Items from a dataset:

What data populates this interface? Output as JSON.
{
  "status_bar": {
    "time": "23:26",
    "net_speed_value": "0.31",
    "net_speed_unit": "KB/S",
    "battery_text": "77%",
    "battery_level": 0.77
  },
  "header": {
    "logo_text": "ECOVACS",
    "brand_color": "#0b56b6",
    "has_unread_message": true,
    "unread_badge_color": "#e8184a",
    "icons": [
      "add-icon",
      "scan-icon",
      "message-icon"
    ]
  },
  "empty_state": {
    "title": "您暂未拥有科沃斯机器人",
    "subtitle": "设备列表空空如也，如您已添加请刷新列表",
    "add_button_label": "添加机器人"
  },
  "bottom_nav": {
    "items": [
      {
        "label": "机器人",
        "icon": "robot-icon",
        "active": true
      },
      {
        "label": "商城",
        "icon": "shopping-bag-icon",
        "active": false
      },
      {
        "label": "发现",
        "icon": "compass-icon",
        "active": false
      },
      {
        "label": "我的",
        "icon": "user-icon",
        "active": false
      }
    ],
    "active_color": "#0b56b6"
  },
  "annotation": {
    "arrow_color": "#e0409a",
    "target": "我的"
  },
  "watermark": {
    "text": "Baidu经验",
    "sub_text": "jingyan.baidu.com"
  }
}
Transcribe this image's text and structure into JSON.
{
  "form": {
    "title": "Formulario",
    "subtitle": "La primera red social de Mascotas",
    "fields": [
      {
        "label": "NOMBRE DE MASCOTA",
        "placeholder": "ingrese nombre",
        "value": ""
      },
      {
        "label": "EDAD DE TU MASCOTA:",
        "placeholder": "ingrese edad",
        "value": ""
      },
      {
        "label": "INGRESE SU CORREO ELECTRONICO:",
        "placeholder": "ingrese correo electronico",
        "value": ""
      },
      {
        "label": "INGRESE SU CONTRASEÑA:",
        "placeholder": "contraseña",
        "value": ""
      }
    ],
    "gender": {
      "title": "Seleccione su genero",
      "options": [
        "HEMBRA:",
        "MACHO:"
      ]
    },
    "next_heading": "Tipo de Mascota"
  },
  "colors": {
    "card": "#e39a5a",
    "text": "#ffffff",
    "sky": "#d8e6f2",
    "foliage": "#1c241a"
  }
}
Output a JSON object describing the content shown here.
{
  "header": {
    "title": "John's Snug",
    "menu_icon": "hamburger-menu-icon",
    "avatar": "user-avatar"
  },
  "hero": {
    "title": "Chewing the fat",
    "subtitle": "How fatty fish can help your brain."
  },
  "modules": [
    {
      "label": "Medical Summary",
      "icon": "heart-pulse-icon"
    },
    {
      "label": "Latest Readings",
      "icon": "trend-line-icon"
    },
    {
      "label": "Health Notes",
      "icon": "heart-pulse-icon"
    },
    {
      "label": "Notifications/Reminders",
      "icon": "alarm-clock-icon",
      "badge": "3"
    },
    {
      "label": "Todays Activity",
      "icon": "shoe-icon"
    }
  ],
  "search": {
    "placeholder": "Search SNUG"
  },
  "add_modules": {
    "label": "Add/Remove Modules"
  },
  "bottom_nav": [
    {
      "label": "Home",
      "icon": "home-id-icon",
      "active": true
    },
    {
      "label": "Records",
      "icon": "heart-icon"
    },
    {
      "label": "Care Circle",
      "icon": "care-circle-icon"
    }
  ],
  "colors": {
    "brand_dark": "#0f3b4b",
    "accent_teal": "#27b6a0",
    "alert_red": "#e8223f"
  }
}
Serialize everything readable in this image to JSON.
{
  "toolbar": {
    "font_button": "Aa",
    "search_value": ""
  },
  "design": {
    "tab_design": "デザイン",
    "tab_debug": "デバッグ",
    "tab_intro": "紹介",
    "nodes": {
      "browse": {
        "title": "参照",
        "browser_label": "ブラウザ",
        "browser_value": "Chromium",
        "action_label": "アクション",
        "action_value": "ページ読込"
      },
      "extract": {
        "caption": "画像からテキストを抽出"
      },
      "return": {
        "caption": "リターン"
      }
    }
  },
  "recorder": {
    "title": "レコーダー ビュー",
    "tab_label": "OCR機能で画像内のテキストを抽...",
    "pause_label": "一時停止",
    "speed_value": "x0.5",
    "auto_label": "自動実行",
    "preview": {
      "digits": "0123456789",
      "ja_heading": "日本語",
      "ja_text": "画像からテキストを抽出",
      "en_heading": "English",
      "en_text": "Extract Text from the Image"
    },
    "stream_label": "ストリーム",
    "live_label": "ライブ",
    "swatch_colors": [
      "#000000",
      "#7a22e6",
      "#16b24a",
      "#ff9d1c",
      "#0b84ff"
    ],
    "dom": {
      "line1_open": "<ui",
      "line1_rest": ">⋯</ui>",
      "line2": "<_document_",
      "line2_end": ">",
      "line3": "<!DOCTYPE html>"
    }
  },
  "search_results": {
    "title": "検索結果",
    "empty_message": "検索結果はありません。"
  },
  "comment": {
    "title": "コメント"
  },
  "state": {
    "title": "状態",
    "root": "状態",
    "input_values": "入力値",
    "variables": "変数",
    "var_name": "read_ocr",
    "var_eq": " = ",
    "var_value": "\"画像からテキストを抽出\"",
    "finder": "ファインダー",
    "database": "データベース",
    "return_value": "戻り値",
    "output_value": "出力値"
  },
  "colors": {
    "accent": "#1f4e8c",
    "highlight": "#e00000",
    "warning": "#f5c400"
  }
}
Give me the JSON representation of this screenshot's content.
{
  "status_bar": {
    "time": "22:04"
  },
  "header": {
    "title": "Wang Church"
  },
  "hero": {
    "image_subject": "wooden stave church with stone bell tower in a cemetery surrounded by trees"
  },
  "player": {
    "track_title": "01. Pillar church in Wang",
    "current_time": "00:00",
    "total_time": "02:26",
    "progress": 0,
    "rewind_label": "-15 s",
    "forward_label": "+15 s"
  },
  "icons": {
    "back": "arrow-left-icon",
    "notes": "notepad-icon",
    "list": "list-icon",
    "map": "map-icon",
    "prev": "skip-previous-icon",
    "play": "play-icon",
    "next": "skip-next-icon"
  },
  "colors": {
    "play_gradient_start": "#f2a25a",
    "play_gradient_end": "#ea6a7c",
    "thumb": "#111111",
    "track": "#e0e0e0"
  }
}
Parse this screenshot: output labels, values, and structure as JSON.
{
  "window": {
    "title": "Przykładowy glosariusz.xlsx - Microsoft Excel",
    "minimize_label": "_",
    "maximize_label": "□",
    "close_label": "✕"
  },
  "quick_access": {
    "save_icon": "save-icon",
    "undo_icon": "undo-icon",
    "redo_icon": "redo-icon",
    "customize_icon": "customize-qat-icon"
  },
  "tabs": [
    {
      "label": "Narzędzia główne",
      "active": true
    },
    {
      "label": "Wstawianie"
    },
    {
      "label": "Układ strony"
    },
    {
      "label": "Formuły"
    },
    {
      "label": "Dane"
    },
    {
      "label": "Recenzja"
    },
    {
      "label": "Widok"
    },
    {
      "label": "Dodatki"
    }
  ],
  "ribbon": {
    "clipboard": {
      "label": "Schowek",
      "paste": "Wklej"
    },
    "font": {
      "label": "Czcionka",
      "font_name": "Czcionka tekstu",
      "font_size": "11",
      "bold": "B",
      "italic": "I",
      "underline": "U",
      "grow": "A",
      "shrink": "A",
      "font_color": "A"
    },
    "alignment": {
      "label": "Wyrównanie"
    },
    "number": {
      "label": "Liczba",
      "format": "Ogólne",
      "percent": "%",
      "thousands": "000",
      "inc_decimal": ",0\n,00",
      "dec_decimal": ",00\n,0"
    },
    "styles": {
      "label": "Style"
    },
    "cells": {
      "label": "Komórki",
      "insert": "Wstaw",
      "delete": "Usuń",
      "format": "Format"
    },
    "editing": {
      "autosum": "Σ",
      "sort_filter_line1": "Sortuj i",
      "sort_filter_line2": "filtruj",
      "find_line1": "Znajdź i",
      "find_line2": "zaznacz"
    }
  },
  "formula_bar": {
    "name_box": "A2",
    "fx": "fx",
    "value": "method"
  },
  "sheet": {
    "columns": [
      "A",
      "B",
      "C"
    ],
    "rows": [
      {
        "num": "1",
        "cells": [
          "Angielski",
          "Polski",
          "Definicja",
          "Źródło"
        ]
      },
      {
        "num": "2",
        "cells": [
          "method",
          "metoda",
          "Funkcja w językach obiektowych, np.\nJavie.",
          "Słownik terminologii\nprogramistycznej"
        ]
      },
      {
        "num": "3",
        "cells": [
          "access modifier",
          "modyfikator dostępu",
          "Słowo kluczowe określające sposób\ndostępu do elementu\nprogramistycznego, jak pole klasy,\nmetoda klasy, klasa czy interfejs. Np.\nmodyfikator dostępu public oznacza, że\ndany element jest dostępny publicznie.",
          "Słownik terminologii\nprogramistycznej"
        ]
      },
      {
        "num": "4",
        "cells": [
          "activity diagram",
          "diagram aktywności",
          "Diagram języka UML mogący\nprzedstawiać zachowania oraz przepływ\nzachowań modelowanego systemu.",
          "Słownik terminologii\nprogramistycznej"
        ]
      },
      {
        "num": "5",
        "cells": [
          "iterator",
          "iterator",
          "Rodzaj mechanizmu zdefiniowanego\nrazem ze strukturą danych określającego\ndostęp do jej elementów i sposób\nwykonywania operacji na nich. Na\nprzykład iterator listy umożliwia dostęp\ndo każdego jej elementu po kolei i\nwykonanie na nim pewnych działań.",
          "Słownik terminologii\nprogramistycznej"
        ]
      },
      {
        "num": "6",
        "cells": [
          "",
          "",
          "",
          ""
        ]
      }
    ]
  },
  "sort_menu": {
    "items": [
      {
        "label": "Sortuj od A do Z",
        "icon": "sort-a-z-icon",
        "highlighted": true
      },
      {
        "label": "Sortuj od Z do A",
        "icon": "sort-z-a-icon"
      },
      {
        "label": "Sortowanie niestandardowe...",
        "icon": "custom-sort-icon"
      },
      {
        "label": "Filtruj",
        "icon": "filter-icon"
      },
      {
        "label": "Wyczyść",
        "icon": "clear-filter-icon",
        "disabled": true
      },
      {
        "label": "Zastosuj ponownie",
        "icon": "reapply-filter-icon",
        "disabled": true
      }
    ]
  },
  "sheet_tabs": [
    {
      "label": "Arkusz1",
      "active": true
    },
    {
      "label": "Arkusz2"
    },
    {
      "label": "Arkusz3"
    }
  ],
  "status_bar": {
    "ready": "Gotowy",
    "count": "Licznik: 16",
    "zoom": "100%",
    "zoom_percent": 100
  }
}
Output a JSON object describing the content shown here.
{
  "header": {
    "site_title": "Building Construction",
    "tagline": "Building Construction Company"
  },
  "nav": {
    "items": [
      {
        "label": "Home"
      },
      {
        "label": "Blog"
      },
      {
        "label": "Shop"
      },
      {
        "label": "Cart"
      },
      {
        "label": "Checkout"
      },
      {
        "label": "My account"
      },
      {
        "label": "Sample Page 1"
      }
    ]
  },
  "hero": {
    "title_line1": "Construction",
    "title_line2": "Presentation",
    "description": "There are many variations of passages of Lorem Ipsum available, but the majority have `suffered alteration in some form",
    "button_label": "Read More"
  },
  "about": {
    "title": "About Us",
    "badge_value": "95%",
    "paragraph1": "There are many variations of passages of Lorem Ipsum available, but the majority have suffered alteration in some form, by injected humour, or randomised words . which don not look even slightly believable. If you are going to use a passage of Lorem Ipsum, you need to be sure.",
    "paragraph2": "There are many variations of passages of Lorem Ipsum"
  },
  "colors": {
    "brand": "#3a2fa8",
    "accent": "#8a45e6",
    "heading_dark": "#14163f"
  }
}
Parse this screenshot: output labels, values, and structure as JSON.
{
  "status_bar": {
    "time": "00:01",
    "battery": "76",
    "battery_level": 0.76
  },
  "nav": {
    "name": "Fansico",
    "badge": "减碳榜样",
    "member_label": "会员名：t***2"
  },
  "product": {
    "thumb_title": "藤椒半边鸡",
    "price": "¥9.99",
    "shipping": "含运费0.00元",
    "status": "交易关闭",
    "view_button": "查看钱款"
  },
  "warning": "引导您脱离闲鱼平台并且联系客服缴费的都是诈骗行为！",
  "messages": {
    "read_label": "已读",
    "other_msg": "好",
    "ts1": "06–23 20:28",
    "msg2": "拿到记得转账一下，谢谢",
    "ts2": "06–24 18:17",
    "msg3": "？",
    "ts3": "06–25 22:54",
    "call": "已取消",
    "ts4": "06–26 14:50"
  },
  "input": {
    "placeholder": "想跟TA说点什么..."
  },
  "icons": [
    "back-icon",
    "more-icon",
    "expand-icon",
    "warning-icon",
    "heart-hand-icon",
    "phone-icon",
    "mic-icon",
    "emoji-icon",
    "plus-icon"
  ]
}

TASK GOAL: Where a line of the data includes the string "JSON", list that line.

EXERCISE ANSWER:
What data populates this interface? Output as JSON.
Transcribe this image's text and structure into JSON.
Output a JSON object describing the content shown here.
Serialize everything readable in this image to JSON.
Give me the JSON representation of this screenshot's content.
Parse this screenshot: output labels, values, and structure as JSON.
Output a JSON object describing the content shown here.
Parse this screenshot: output labels, values, and structure as JSON.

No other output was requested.